I have good reasons, honest. First, I had no inspiration. Instead of writing ala Sienfeld (about nothing), I decided to wait until the mood was right. Then, the invasion of Jay's parents occurred - actually two days before scheduled. And, with built in help, I am pushing myself to get everything done while they are here in order to relax while they are gone. When I write that, I realize it should be the opposite, but not for me.
To date, the cards have been mailed, decorations are all up, Tanglewood light display has been seen, a list of 4 presents remain to purchase (of which I plan on ordering this evening), all presents are organized and ready to wrap, sugar cookies have been baked and decorated, and the gingerbread house has been constructed and is awaitng decoration, company Christmas party has been organized and food ordered, preschool Christmas breakfast and gift cards have been completed. Whew!
I have spent much of this time with Jay's mom listening to her tell me that when the children get older none of this will be important. I won't decorate very much, if at all, she says. "It isn't important," she says to me in her heavy accent. I have thought a lot about that and I think I beg to differ. Not only are we celebrating our Savior's birth (even though there is no documentation of it on this particular day), these are our traditions. I love traditions. We don't exaggerate them to the point that they cast a shadow on our religious beliefs, but they are a part of who we are and provide memories, time together, family-ness (if that is a word). I want my children to remember it fondly, full of laughter and fun. One day, I will be old, but then, God willing, I will have grand children and will want to do the same for them. It is a special time because we choose to make it so. And, as the year pass, I will continue to choose to make it so.
I have also been quite reflective on Christmas last year. My first without her. Sometimes, when you are so deep in the muck, you don't know you are there. That was me. So depressed and out of sorts. I had no motivation, no care. I remember having a heavy, heavy sense of dread. I am sure I wore that expression on my face and in my countenance. Christmas was a bit of drudgery and obligation. I am glad I can see clearly now. I am full of gratitude to have survived it, literally.
Ethan has been, I think, overloaded with school work. I am glad the holidays are nearly upon us as I think we are all desirous for a break. We still work diligently on responsibility. At least we had a week where Ethan did not forget to put his name on a single paper (an automatic 5 pt. deduction). Lots of sticky details this year which stresses me out.
Sadie had a couple of fabulous behavior days at school. Working hard, same as always. Showing more compassion and concern for others. Praying hard for our neighbor who has had a bad run lately. Praising for a friends' grandmother whose body has been receptive of chemotherapy. Sweet.

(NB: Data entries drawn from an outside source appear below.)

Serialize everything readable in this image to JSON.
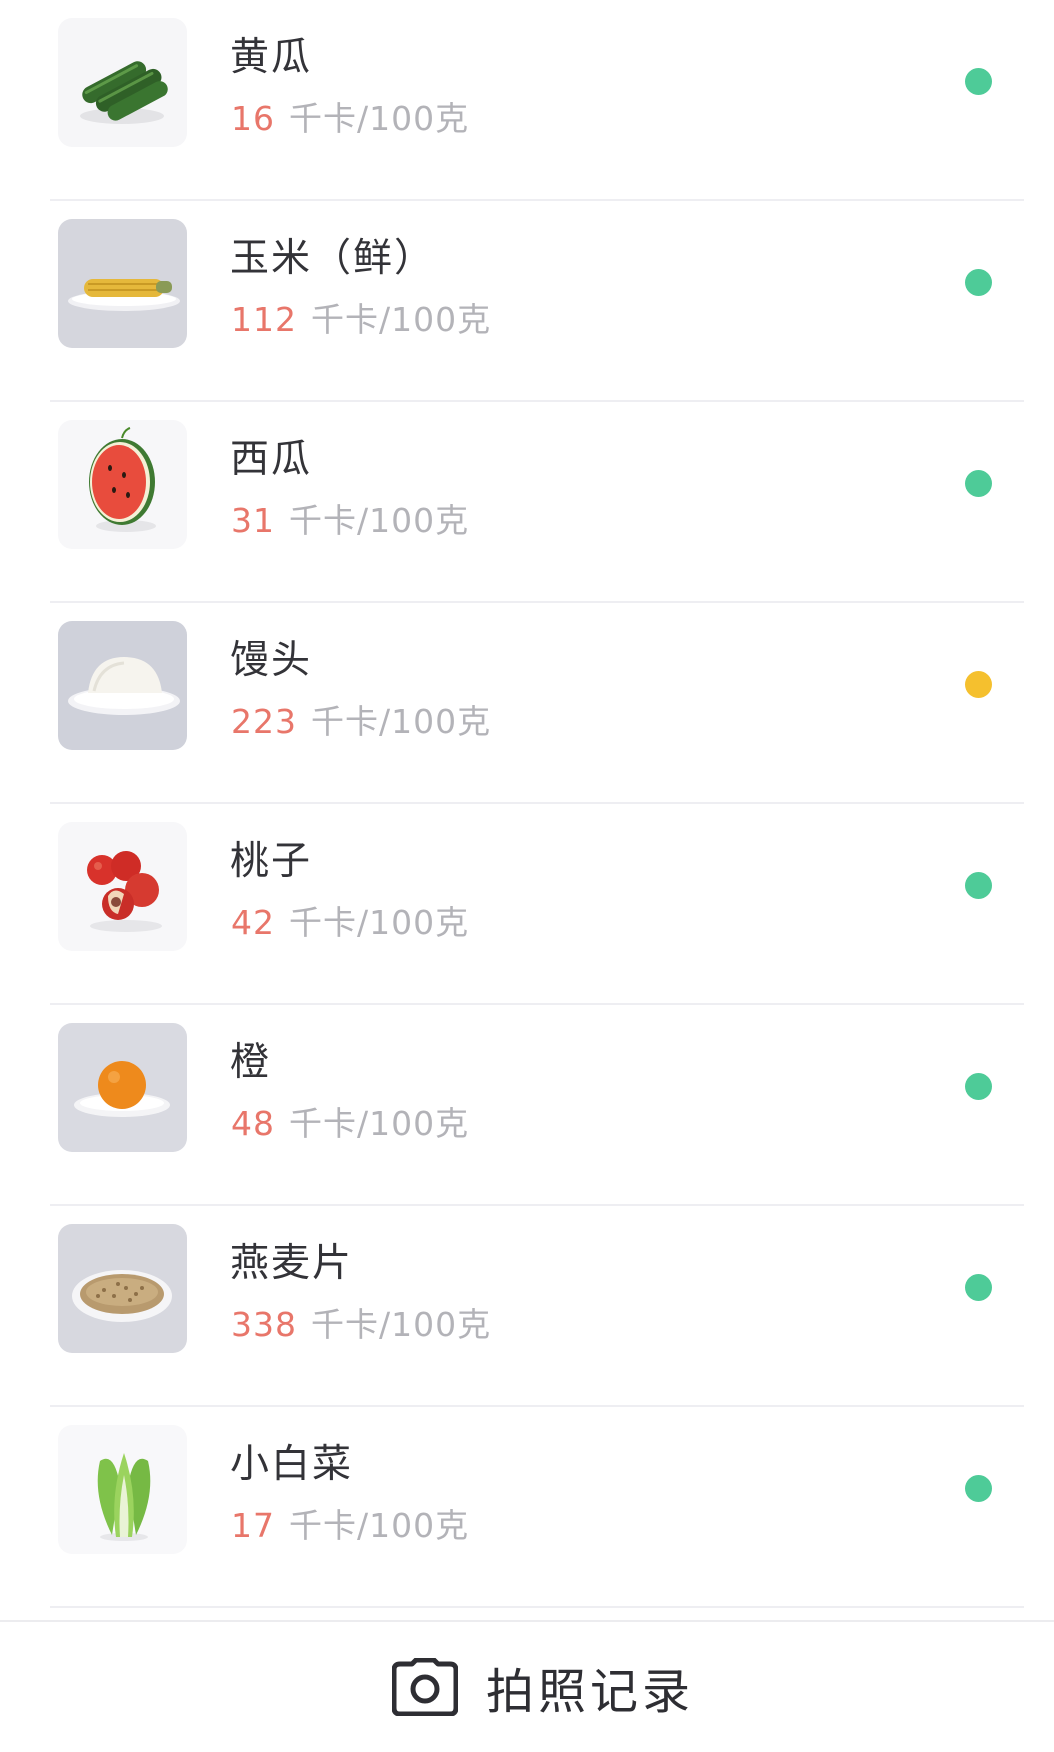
{
  "foods": [
    {
      "name": "黄瓜",
      "calories": "16",
      "unit": "千卡/100克",
      "status_color": "#4ecb98",
      "icon": "cucumber-icon"
    },
    {
      "name": "玉米（鲜）",
      "calories": "112",
      "unit": "千卡/100克",
      "status_color": "#4ecb98",
      "icon": "corn-icon"
    },
    {
      "name": "西瓜",
      "calories": "31",
      "unit": "千卡/100克",
      "status_color": "#4ecb98",
      "icon": "watermelon-icon"
    },
    {
      "name": "馒头",
      "calories": "223",
      "unit": "千卡/100克",
      "status_color": "#f5c02e",
      "icon": "steamed-bun-icon"
    },
    {
      "name": "桃子",
      "calories": "42",
      "unit": "千卡/100克",
      "status_color": "#4ecb98",
      "icon": "peach-icon"
    },
    {
      "name": "橙",
      "calories": "48",
      "unit": "千卡/100克",
      "status_color": "#4ecb98",
      "icon": "orange-icon"
    },
    {
      "name": "燕麦片",
      "calories": "338",
      "unit": "千卡/100克",
      "status_color": "#4ecb98",
      "icon": "oatmeal-icon"
    },
    {
      "name": "小白菜",
      "calories": "17",
      "unit": "千卡/100克",
      "status_color": "#4ecb98",
      "icon": "bok-choy-icon"
    }
  ],
  "bottom_bar": {
    "photo_label": "拍照记录",
    "icon": "camera-icon"
  }
}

Little Lily is turning into quite an emotional little ball. Highs and lows like a roller coaster and coming and going just as quickly as one. Crying and whining and just trying to figure herself out. She wants so badly to be a part of the older children and their activities. She finds herself in limbo of not being a baby, yet not fully independent. A challenge for her, I am sure.
Fifteen days until Christmas and we are blessed.